WORK ITEM -> Here, the job is to give back every entry below unchanged, omitting pictures.

DATASET CONTENT ->
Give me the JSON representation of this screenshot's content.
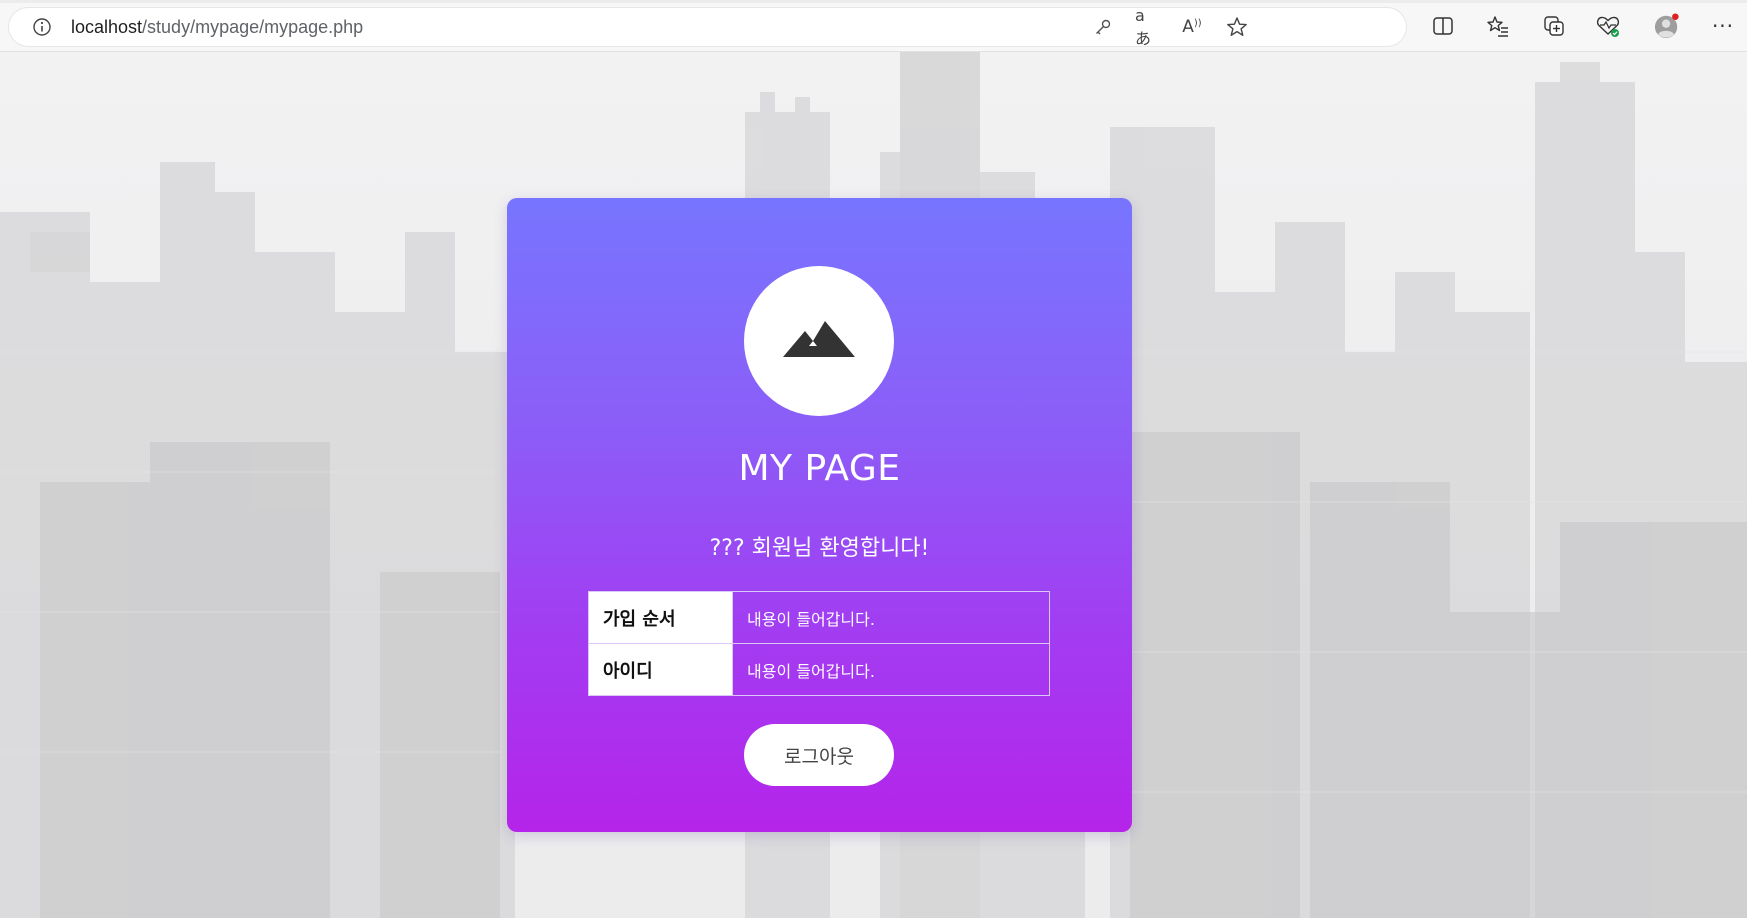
{
  "browser": {
    "url_host": "localhost",
    "url_path": "/study/mypage/mypage.php",
    "address_icons": [
      "key-icon",
      "translate-icon",
      "read-aloud-icon",
      "favorite-star-icon"
    ],
    "toolbar_icons": [
      "split-screen-icon",
      "favorites-icon",
      "collections-icon",
      "browser-essentials-icon",
      "profile-avatar-icon",
      "more-menu-icon"
    ]
  },
  "card": {
    "gradient_top": "#7775ff",
    "gradient_bottom": "#b524ea",
    "logo_icon": "mountain-icon",
    "title": "MY PAGE",
    "welcome": "??? 회원님 환영합니다!",
    "table": {
      "rows": [
        {
          "label": "가입 순서",
          "value": "내용이 들어갑니다."
        },
        {
          "label": "아이디",
          "value": "내용이 들어갑니다."
        }
      ]
    },
    "logout_label": "로그아웃"
  }
}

RESULT BELOW ->
Give me the JSON representation of this screenshot's content.
{
  "browser": {
    "url_host": "localhost",
    "url_path": "/study/mypage/mypage.php",
    "address_icons": [
      "key-icon",
      "translate-icon",
      "read-aloud-icon",
      "favorite-star-icon"
    ],
    "toolbar_icons": [
      "split-screen-icon",
      "favorites-icon",
      "collections-icon",
      "browser-essentials-icon",
      "profile-avatar-icon",
      "more-menu-icon"
    ]
  },
  "card": {
    "gradient_top": "#7775ff",
    "gradient_bottom": "#b524ea",
    "logo_icon": "mountain-icon",
    "title": "MY PAGE",
    "welcome": "??? 회원님 환영합니다!",
    "table": {
      "rows": [
        {
          "label": "가입 순서",
          "value": "내용이 들어갑니다."
        },
        {
          "label": "아이디",
          "value": "내용이 들어갑니다."
        }
      ]
    },
    "logout_label": "로그아웃"
  }
}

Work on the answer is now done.